Sesquicentennial State Park – Hike or bike the trails and enjoy the slides and canoeing!
Congaree National Park – Become a junior ranger! Print this book and walk and learn about all kinds of native animals.
Just because a child has a physical disability, parents and others may feel as though the child can’t play organized soccer or baseball but what studies have shown, is that while the goals of sports participation and exercise may need to be individualized for a child with a disability it can result in equal benefits compared to the general population. Take time to find out about leagues in your area that cater to children with developmental disabilities. Important benefits of sports and exercise include the development of self-esteem, social integration, and the learning of social and team skills. All greatly beneficial to the child with a disability.
Friendships and a sense of community are forged and developed in the process of becoming well and is an unintended benefit to exercising together with peers. If you are struggling to find organized sports leagues, why not gather up neighbors to throw frisbee with or play some relay games with on a Sunday afternoon!
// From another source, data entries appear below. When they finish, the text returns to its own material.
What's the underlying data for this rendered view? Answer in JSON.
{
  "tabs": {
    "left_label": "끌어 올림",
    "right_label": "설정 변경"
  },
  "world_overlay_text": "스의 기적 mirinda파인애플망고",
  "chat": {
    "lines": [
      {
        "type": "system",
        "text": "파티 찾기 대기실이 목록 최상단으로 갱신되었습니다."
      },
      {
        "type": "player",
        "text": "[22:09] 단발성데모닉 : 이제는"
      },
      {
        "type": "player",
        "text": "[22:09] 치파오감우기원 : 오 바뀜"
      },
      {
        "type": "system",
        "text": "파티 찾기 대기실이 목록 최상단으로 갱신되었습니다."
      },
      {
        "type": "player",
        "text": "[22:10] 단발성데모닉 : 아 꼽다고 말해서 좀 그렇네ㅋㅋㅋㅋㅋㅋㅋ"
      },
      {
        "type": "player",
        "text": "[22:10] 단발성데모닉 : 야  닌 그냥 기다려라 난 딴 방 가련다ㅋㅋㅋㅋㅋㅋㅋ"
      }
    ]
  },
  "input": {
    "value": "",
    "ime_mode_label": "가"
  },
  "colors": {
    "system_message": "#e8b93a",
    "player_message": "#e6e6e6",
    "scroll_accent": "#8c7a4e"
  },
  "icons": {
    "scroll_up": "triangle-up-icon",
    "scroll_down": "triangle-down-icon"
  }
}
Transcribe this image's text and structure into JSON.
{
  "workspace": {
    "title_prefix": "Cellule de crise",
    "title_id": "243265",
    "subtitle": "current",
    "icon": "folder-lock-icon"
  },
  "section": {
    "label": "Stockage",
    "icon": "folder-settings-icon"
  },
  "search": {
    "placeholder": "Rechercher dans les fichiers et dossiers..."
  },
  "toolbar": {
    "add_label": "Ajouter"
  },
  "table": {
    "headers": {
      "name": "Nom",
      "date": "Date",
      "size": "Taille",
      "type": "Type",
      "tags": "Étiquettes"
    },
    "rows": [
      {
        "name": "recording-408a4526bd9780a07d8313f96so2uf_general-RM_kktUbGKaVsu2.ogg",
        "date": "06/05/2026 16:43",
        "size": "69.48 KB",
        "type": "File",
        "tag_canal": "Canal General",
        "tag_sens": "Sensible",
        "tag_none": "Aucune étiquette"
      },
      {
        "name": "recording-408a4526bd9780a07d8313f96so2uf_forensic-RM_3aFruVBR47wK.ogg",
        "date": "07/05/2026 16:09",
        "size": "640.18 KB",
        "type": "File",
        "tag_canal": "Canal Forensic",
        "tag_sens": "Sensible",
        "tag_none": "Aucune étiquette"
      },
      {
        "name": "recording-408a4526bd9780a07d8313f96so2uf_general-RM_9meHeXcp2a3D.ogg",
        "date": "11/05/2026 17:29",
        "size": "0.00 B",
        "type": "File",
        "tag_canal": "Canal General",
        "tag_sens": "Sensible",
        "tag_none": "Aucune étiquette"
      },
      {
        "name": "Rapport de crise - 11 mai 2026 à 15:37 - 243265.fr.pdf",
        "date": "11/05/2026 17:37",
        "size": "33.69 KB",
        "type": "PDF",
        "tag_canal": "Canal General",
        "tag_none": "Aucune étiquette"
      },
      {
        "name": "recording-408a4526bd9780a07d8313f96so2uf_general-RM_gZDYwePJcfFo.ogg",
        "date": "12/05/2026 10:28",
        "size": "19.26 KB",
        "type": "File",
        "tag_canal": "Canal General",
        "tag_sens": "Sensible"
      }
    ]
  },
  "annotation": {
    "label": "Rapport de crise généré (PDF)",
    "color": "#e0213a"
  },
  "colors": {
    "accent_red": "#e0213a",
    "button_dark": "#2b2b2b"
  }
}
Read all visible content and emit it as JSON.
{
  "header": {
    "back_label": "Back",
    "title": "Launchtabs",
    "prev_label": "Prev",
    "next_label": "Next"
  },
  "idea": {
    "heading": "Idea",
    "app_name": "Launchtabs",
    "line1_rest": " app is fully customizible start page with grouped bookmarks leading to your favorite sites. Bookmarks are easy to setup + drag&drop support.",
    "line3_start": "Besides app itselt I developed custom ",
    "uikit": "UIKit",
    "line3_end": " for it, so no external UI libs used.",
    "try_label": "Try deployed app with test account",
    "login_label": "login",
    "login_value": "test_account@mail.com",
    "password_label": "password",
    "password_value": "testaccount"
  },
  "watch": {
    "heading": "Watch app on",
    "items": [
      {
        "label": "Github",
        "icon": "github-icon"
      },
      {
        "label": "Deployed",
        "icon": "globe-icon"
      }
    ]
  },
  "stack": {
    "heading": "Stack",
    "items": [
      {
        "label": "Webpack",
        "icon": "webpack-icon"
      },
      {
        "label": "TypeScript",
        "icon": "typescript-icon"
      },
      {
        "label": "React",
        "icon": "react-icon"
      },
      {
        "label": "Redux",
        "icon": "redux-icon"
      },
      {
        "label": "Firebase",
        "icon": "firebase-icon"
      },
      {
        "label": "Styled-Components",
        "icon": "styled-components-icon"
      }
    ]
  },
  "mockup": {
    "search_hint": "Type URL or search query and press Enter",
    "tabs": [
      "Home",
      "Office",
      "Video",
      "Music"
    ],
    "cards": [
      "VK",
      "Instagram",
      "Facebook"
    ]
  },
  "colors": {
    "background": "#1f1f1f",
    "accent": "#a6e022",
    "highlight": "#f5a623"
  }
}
Waving, pointing and nodding are some of the first ways our little ones learn to communicate.
By encouraging them to wave,
we teach them the importance of social skills and acknowledging someone’s presence.
By teaching them to point,
we teach them to connect with their surroundings, comment on things around them and identify objects in books!
By modeling nodding,
we teach them to agree or disagree with something being asked.
Even if a child is non-verbal, they can communicate their intent and most of the time they say, “No!” before they say yes. Keep talking but don’t think nonverbal communication isn’t beneficial too!
Beginning in 1995 with only 17 Walks, the National Buddy Walk Program continues to grow and this year is set to sponsor more than 250 Walks!
The Buddy Walk for the Midlands of South Carolina is in it’s 14th year of existence and is scheduled for Sunday, October 20th, 2013. To see an actual video and schedule of the days events, click here to connect with Family Connection of South Carolina. Event Video & Registration.
Because last year’s walk was so well attended, the organizer’s have chosen to have this year’s Buddy Walk at Sequicentennial State Park just off Two Notch Road on the Northeast side of town! Plan to come from 1-5 pm and be prepared for a 1.5 walk to show your support for all the children and their families who live with Down Syndrome! Last year The University of South Carolina sent everyone’s favorite mascot “Cocky” to mill around and visit with all the children and adults who attended.
The Buddy Walk was begun to promote acceptance and inclusion of people with Down Syndrome in their local communities. Many participants will be wearing their “team” shirts to support the specific child they are walking to endorse and countless families have set up pages to raise funds to donate to the National Down Syndrome Association. If you do not live in the Columbia area, you can find a walk near you by looking at this resource. “Buddy Walks by State.”
The resources raised by each participating family and team are used both Nationally and locally to continue research and the development of awareness to allow these children to reach their highest potential. Come join the fun celebrating these children and their milestones. It is a day filled with joy and love as we celebrate each of these individuals.